Under the proposed National Renewable Energy Program (NREP) 2020-2040, the Philippines is setting a target of 35% share of renewable energy (RE) in the power generation mix by 2030 and 50% share by 2040.
This was bared by Director Mylene C. Capongcol, OIC of the Department of Energy’s (DOE) Renewable Energy Management Bureau, who in a recent online presentation acknowledged that instead of growing, the share of RE in the power generation mix has actually declined.
She noted that in 2008, the year the Renewable Energy Act was passed, the share of RE was about 34%. Now it is down to 21%, or 21,609 gigawatt hours (GWh), out of a total 101,756 GWh of power generated.
The government is looking to revert the share of RE to 35% by 2030 and 50% by 2040 under the updated NREP, Capongcol said.
The NREP sets the roadmap for achieving the Philippines’ RE goals as required by the Renewable Energy Act of 2008.
Republic Act No. 9513, or the Renewable Energy Act, provides the framework for the development, utilization, and commercialization of RE sources, defined as resources that can be replenished regularly and are available indefinitely. These include biomass, solar, wind, geothermal, ocean energy, hydropower and other emerging RE technologies.
The Act affirms the government’s commitment to accelerate the utilization of RE resources in the country to reduce harmful emissions and achieve economic development while protecting the health and environment.
The transition to RE from carbon-intensive energies has become even more urgent in light of the massive destruction being wrought by climate change and uncontrolled greenhouse gas emissions not just in the country but on a global scale.
This as more than 30,000 people from over 200 countries have been meeting in Scotland for the 2021 United Nations Climate Change Conference, also known as Conference of the Parties (COP26). At COP26, which started October 31 and ends November 12, 2021, the parties are expected to commit to enhanced ambition towards mitigating climate change.
Capongcol during the webinar said the proposed NREP will be released soon. The updated plan seeks to help attain energy security, contribute to sustainable development, counter climate change, provide capability building, and secure inclusive growth for the country.

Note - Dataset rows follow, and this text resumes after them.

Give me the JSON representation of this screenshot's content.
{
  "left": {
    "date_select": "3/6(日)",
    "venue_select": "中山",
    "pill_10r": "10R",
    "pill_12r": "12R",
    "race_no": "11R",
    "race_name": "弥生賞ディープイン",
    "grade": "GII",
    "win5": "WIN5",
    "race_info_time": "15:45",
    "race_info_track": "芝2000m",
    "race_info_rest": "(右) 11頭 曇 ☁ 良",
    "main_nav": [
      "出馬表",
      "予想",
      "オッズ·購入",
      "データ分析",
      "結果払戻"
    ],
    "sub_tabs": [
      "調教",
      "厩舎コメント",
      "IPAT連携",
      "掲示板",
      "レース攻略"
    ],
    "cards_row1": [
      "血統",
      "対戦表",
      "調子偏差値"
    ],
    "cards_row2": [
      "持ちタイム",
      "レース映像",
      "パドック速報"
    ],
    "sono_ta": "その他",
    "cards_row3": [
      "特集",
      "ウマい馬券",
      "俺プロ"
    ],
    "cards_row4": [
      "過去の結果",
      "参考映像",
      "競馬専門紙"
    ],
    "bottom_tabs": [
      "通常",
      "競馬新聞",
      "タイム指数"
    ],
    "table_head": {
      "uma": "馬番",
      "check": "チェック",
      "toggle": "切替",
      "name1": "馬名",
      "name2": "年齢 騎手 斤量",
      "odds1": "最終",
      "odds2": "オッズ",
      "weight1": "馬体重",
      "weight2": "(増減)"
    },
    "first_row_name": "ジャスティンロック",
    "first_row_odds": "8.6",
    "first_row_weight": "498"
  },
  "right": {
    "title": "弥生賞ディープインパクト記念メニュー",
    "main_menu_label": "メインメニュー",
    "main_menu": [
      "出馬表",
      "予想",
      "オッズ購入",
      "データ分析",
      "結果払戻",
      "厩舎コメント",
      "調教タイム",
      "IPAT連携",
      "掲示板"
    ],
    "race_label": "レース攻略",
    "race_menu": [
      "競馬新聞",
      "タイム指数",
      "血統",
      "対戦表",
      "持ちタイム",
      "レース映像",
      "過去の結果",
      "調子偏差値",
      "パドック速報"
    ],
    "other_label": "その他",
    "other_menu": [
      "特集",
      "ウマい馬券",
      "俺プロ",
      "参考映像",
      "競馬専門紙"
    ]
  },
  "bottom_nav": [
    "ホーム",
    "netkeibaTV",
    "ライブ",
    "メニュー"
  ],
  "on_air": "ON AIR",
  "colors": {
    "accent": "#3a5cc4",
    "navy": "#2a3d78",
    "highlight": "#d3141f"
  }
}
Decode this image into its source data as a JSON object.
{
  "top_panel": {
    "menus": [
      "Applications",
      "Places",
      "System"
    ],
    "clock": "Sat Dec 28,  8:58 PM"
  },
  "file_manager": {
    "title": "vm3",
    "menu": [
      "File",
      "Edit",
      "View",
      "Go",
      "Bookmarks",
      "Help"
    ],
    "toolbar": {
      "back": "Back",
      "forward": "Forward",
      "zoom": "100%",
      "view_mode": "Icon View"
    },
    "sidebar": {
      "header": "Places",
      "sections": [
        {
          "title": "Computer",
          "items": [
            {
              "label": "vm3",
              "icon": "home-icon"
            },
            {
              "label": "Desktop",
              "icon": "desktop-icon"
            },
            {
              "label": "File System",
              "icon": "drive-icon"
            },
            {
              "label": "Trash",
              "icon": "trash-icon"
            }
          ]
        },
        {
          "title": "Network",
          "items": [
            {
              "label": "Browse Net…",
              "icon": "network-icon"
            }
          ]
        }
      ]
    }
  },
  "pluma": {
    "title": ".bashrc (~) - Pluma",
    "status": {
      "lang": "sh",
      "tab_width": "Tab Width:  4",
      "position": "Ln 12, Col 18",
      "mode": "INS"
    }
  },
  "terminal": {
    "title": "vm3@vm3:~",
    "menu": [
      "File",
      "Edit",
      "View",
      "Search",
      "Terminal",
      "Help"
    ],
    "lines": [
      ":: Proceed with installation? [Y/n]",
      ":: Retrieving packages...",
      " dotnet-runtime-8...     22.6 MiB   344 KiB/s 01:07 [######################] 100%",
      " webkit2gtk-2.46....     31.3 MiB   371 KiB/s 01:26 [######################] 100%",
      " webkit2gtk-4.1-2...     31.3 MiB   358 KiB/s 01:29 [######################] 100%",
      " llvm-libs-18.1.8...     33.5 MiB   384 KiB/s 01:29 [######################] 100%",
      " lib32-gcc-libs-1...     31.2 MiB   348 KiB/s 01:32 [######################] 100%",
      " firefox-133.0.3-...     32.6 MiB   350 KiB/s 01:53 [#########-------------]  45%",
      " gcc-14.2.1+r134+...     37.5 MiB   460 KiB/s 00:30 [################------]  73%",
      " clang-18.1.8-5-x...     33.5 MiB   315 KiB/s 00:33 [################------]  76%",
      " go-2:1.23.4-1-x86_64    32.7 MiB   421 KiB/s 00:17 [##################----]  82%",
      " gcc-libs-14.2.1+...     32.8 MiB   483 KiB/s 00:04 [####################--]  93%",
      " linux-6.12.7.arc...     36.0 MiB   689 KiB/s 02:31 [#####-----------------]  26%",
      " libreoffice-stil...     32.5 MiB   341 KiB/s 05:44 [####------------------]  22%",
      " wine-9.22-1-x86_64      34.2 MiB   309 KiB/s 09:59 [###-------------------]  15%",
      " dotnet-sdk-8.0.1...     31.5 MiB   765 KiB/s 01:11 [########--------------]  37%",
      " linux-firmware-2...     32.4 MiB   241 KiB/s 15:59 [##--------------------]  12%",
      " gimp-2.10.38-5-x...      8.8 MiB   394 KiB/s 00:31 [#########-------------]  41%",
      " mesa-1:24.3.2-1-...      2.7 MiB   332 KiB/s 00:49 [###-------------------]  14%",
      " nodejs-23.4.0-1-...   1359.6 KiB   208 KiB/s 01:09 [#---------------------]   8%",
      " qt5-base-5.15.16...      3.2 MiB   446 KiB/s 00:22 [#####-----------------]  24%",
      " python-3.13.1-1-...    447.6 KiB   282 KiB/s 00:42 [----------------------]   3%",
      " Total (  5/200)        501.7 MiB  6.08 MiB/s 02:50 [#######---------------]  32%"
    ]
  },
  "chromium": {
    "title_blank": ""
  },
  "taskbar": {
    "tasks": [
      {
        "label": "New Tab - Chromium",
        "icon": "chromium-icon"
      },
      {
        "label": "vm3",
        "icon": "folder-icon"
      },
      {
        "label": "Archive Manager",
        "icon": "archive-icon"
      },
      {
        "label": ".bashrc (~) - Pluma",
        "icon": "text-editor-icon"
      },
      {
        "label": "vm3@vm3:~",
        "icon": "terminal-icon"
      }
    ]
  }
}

To achieve the targets under the updated NREP 2020-2040, she said that while there have been a number of policies, initiatives and programs that were developed and issued since 2011, “this is not enough.”
“There are still a lot of improvements, a lot of new policies, emerging ones, that will support renewable energy development” to enable the country to meet its goals of self-sufficiency and cleaner energy, she said.
She added that the DOE currently has innovative programs that are looking at the potentials of hydrogen, fusion, offshore wind, tidal energy and other technologies.
The DOE is also working on an expanded solar rooftop program and the improvement of solid waste management, while at the same time drafting a policy on geothermal energy development.
For his part, Jay Layug, president of Developers of Renewable Energy for Advancement, sought further improvements in the sector, citing the need in particular to upgrade the power infrastructure for RE such as building more power plants and improving transmission lines and distribution facilities.
“Demand for power continues to grow and in the meantime supply is a problem,” he said, pointing out that many power plants in the country are at least 15 years old and starting to deteriorate.
To solve these issues, Layug said the national government and local government units must address the challenges to private sector investment, including restrictive government regulations, rigid process for offtake agreements, numerous requirements for permits and licenses, and a lack of integration in government support.
He also pressed for the pursuit of policy reform, particularly by declaring renewables as the preferred energy resource, to reduce importation of fossil fuel and vulnerability to price volatility.
His other recommendations included strengthening public-private partnerships; creating a one-stop shop for RE; simplifying the rules for deployment of personnel, vessels, machinery, equipment spare parts and materials; and resolving inter-agency coordination issues.
In the same webinar conducted by the Liveable Cities Challenge Philippines, British Ambassador to the Philippines Laure Beaufils in her message highlighted the importance of utilizing RE in the country.
“The transition to clean and renewable energy sources, such as geothermal, hydro, wind and solar, which are already abundant in the Philippines, will help end the dependence on expensive imported fuel and lower electricity costs especially for lower-income, climate-vulnerable Filipino families.”